A couple of weeks ago, I stopped by Trading Partners US headquarters in downtown Chicago to watch a pre-recorded bidding event and have lunch with Marc Halpin, Trading Partner's CEO, and Lindsay Tjepkema, Director of Marketing. The meeting brought me back to my early days at FreeMarkets, given that Trading Partners' entire business model has been modeled on creating a faster and cheaper version of FreeMarkets -- especially one targeted at larger middle market and smaller Fortune 500 firms. The office struck me as just about the opposite of a tech start-up or even most consulting firms in the sector.
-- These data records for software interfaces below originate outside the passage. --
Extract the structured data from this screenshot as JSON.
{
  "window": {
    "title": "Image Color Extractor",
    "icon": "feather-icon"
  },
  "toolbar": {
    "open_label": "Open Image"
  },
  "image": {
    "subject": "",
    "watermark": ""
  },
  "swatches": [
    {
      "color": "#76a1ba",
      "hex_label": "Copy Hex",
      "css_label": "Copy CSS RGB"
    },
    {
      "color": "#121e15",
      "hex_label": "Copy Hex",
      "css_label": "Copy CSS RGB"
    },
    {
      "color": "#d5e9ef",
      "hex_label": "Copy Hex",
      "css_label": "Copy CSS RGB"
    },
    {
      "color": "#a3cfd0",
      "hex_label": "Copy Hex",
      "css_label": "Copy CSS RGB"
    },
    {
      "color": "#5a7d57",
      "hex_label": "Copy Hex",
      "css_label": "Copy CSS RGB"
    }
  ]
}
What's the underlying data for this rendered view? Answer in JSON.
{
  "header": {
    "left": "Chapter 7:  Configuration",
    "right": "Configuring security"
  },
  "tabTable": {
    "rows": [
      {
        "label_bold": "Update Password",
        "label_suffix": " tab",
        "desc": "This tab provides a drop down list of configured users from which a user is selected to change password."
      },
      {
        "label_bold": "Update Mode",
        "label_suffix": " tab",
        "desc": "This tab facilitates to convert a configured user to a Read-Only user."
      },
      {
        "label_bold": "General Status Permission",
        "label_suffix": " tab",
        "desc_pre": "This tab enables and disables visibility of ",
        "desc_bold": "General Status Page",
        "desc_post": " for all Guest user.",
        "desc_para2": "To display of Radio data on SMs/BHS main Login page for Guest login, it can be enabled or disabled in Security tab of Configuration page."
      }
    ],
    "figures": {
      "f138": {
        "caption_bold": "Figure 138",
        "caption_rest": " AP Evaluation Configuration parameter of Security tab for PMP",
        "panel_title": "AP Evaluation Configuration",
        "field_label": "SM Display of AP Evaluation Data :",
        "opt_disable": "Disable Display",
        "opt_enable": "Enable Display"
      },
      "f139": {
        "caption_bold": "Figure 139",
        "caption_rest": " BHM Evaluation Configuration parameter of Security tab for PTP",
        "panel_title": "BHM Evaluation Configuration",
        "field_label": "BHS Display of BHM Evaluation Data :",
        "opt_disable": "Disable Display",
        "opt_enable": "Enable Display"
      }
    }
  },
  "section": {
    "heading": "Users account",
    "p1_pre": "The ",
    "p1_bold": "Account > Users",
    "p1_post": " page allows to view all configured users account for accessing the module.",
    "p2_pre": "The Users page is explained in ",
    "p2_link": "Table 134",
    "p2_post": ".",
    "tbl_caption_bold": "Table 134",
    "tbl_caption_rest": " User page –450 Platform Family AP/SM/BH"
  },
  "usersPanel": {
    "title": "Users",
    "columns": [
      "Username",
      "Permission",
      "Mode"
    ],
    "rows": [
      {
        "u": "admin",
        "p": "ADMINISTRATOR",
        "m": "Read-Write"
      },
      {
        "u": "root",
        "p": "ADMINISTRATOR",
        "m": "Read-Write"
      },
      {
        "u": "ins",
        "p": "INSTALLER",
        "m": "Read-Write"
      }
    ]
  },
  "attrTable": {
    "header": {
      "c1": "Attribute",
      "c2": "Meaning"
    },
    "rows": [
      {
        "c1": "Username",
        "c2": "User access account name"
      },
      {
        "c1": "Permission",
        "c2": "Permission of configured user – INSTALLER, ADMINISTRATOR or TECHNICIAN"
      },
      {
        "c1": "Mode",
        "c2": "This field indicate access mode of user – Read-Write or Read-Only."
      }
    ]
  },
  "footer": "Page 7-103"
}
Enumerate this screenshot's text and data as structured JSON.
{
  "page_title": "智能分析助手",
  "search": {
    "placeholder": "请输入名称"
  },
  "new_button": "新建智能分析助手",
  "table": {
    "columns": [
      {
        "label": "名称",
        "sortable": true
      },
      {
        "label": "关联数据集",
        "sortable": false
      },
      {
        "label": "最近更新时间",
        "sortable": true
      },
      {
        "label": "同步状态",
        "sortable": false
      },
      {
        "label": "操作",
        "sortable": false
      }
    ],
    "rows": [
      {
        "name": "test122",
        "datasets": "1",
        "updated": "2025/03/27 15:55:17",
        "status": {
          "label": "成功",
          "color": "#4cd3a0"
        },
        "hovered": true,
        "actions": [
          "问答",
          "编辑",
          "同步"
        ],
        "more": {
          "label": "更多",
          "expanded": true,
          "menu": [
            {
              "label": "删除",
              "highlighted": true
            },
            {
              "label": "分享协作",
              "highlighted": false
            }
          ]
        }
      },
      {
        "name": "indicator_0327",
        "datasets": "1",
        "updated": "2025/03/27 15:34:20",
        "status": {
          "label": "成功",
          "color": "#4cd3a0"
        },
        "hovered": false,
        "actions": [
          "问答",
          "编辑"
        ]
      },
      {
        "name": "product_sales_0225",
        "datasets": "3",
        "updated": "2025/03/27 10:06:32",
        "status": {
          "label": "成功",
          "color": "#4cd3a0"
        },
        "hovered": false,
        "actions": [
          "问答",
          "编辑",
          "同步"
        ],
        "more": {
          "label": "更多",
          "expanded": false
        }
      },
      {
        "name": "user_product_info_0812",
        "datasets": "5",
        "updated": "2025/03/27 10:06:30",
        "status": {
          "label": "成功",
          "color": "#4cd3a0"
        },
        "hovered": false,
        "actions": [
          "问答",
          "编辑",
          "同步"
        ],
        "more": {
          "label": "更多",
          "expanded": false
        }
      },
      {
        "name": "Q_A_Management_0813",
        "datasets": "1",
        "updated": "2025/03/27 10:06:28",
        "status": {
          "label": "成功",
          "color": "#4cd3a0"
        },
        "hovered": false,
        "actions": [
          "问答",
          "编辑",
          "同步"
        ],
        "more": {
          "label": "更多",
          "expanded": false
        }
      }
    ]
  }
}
I was the most under-dressed of the group that day, having skipped out on wearing a sport coat (just about everyone was in a suit). But that was about the largest difference in feel from FreeMarkets. They had copied the model down to even having event viewing rooms which had the appearance of those at FreeMarkets. In fact, Trading Partners is so focused on just performing "Full-Source"-like events, they will pass on more complicated, services projects which involve make/buy analysis or other non-core focus areas. All they do, in fact, is e-sourcing services, and they're proud of it.
The Trading Partners sourcing process reads like just about any strategic sourcing 5 or 7 step plan you might see out there. But what's unique is that they have created their own bidding software -- which is not for sale separate from use in bidding events -- with a significant number of formats, many of which Alan Buxton writes about on his blog Where Next. For example, they have, like many other providers, rank and transformational bidding, as well as more exotic types of auction formats such as Japanese, which create additional opportunities for procurement organizations in split of business situations (where a single supplier or low-cost award option is not always practical, but where you want to maximize competition among the most suppliers to create options). In addition to going deep on auction formats, Trading Partners offers a handful of services on the back-half of events such as implementation kick-starts which include additional supplier qualification reports and evaluations, although they stop short of first article testing.
Trading Partners currently has 92 employees globally with just over 40 residing in North America. Considering that their entire business model is predicated on reverse auctions, their growth is testament to the fact that there is significant opportunity for companies to continue to achieve savings -- or achieve savings for the first time -- in the current market climate which often favors suppliers over buyers. Even though they are somewhat quiet about their revenue model, it would appear they offer the gamut of fee options from 100% fixed fee to entirely variable/savings based (and everything in between). For their larger clients, who run 25-30 events per year -- a number representing around 25-35% of their spend -- the variable model provides a lower cost for what would be a six of seven figure fixed cost in a time when cash is king.
What's next for Trading Partners? I'd reckon more of the same. Marc's strategy is like a bullet spiraling out of a rifled barrel of a gun, heading directly at a target. Their razor focus is refreshing in a time when many services-driven firms want to be all things to all people -- at least within the procurement and sourcing world. Still, there will no doubt be a point when the reverse auction market is saturated, but I suspect by then, Trading Partners will have figured out the next FreeMarkets-like model to copy, refine and improve on.
- Jason Busch